Phone Hacking: Judge Targets September 2013 Trial Start, Rebekah Brooks Appears in Court
LONDON - Former News International CEO Rebekah Brooks and former News of the World editor Andy Coulson were among a group of people who appeared for a court hearing here Wednesday ahead of planned trials for phone hacking and related charges that are being targeted for the fall of 2013.
The hearing, which mostly served to discuss timetables, process questions and bail conditions, took place at London's Central Criminal Court building, known as the Old Bailey. It lasted from about 9:35am until about 10:15am, with the judge telling defendants and laywers to expect a trial to start during the second week of Sept. 2013.
Full timetables for key steps of the legal process before that are still being finalized, but the judge told prosecutors, defendants and their lawyers to work towards being ready for trial then.
There was also some debate about whether the phone hacking charges and separate charges that Brooks and a group pf people perverted the course of justice should be tried jointly or not.
Photographers and camera crews had arrived outside the court building earlier in the morning. At around 8:15am local time, a group of around 20 photographers and TV camera people were waiting outside. Brooks and Coulson arrived just before 9am as police officers flanked the entrance to the court house.
Brooks, a long-time confidante of News Corp. chairman and CEO Rupert Murdoch who used to run the company's U.K. newspaper unit News International, and Coulson, who later served as communications director for Prime Minister David Cameron, were joined by five other journalists from the former tabloid that the conglomerate shuttered amid the phone hacking scandal. Also at the court hearing was private investigator Glenn Mulcaire, another key figure in the scandal. He arrived in court about 20-25 minutes late, which the judge called "not impressive."
Brooks, who wore a light brown coat over a white top and black skirt, sat at the back of the group of defendants. Coulson, wearing a dark blue suit, sat in the center of the first row.
The seven former News of the World employees face a general charge of "conspiracy to unlawfully intercept communications" and charges related to specific cases of phone hacking. Mulcaire is accused in four cases of hacking against specific individuals.
Brooks' husband Charlie and five others, who together with Brooks face separate charges of perverting the course of justice in the phone hacking scandal, also were in court on Wednesday. Those relate to alleged attempts to keep material from police investigating hacking claims.
The former News of the World staffers appearing in court Wednesday in addition to Brooks and Coulson were former news editor Greg Miskiw, ex-head of news Ian Edmondson, former chief reporter Neville Thurlbeck and ex-reporter James Weatherup.

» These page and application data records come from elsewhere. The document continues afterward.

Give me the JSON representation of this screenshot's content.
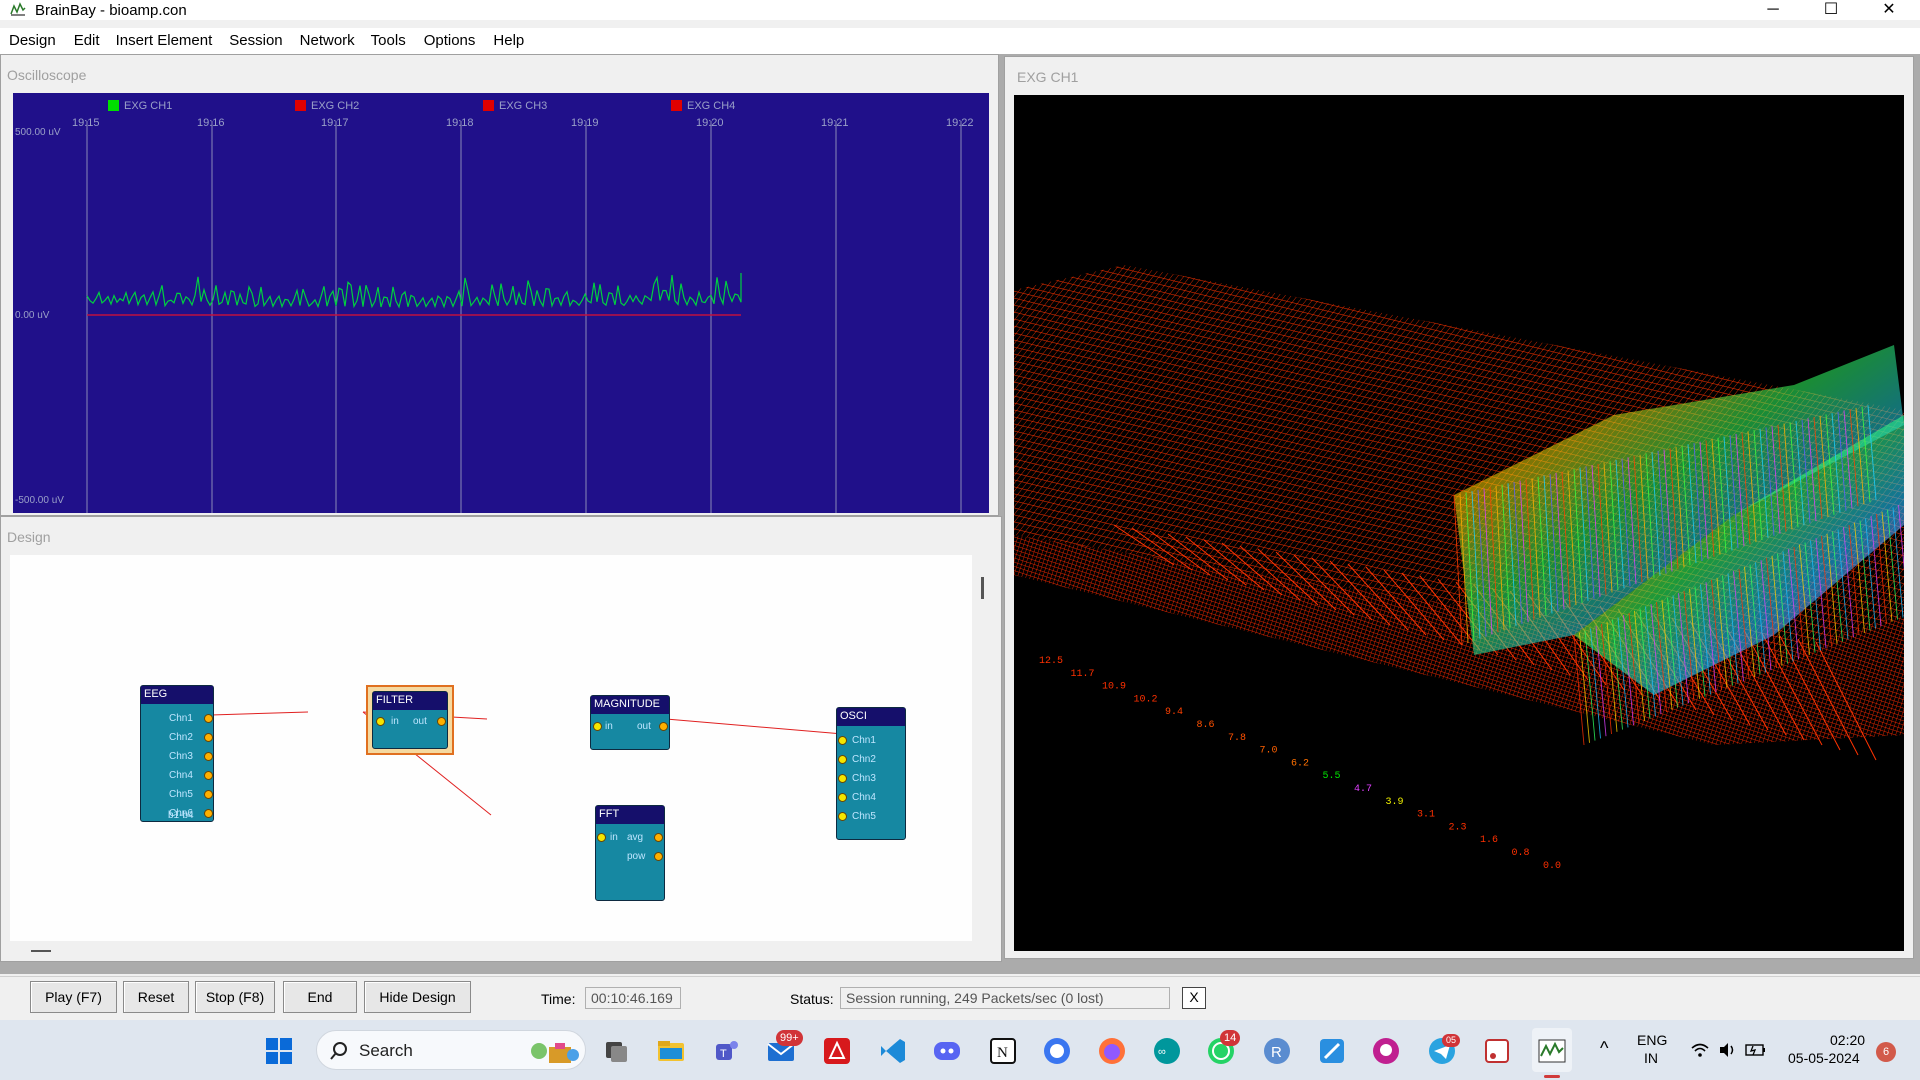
{
  "window": {
    "title": "BrainBay - bioamp.con",
    "minimize_icon": "minimize-icon",
    "maximize_icon": "maximize-icon",
    "close_icon": "close-icon",
    "min_glyph": "─",
    "max_glyph": "☐",
    "close_glyph": "✕"
  },
  "menu": [
    "Design",
    "Edit",
    "Insert Element",
    "Session",
    "Network",
    "Tools",
    "Options",
    "Help"
  ],
  "oscilloscope": {
    "caption": "Oscilloscope",
    "legend": [
      {
        "label": "EXG CH1",
        "color": "#00e000"
      },
      {
        "label": "EXG CH2",
        "color": "#e00000"
      },
      {
        "label": "EXG CH3",
        "color": "#e00000"
      },
      {
        "label": "EXG CH4",
        "color": "#e00000"
      }
    ],
    "time_ticks": [
      "19:15",
      "19:16",
      "19:17",
      "19:18",
      "19:19",
      "19:20",
      "19:21",
      "19:22"
    ],
    "y_labels": {
      "top": "500.00 uV",
      "mid": "0.00 uV",
      "bottom": "-500.00 uV"
    },
    "background_color": "#20108a",
    "trace_color": "#00d040",
    "baseline_color": "#c01040"
  },
  "exg": {
    "caption": "EXG CH1",
    "freq_labels": [
      {
        "text": "12.5",
        "color": "#ff3000"
      },
      {
        "text": "11.7",
        "color": "#ff3000"
      },
      {
        "text": "10.9",
        "color": "#ff3000"
      },
      {
        "text": "10.2",
        "color": "#ff3000"
      },
      {
        "text": "9.4",
        "color": "#ff4000"
      },
      {
        "text": "8.6",
        "color": "#ff5000"
      },
      {
        "text": "7.8",
        "color": "#ff5000"
      },
      {
        "text": "7.0",
        "color": "#ff6000"
      },
      {
        "text": "6.2",
        "color": "#ff7000"
      },
      {
        "text": "5.5",
        "color": "#00e000"
      },
      {
        "text": "4.7",
        "color": "#e040ff"
      },
      {
        "text": "3.9",
        "color": "#f0f000"
      },
      {
        "text": "3.1",
        "color": "#ff3000"
      },
      {
        "text": "2.3",
        "color": "#ff3000"
      },
      {
        "text": "1.6",
        "color": "#ff3000"
      },
      {
        "text": "0.8",
        "color": "#ff3000"
      },
      {
        "text": "0.0",
        "color": "#ff3000"
      }
    ]
  },
  "design": {
    "caption": "Design",
    "blocks": {
      "eeg": {
        "title": "EEG",
        "ports": [
          "Chn1",
          "Chn2",
          "Chn3",
          "Chn4",
          "Chn5",
          "Chn6",
          "b1-b4"
        ]
      },
      "filter": {
        "title": "FILTER",
        "in": "in",
        "out": "out"
      },
      "magnitude": {
        "title": "MAGNITUDE",
        "in": "in",
        "out": "out"
      },
      "fft": {
        "title": "FFT",
        "in": "in",
        "avg": "avg",
        "pow": "pow"
      },
      "osci": {
        "title": "OSCI",
        "ports": [
          "Chn1",
          "Chn2",
          "Chn3",
          "Chn4",
          "Chn5"
        ]
      }
    },
    "wire_color": "#e02020"
  },
  "controls": {
    "play": "Play (F7)",
    "reset": "Reset",
    "stop": "Stop (F8)",
    "end": "End",
    "hide_design": "Hide Design",
    "time_label": "Time:",
    "time_value": "00:10:46.169",
    "status_label": "Status:",
    "status_value": "Session running,  249 Packets/sec (0 lost)",
    "status_close": "X"
  },
  "taskbar": {
    "search_placeholder": "Search",
    "mail_badge": "99+",
    "whatsapp_badge": "14",
    "telegram_badge": "05",
    "lang_top": "ENG",
    "lang_bottom": "IN",
    "time": "02:20",
    "date": "05-05-2024",
    "notification_badge": "6",
    "chevron_glyph": "^"
  }
}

Former managing editor Stuart Kuttner didn't attend the hearing. Facing charges of perverting the course of justice along with Brooks were her husband, her former personal assistant and chauffeur, the former head of News International security and security staffers.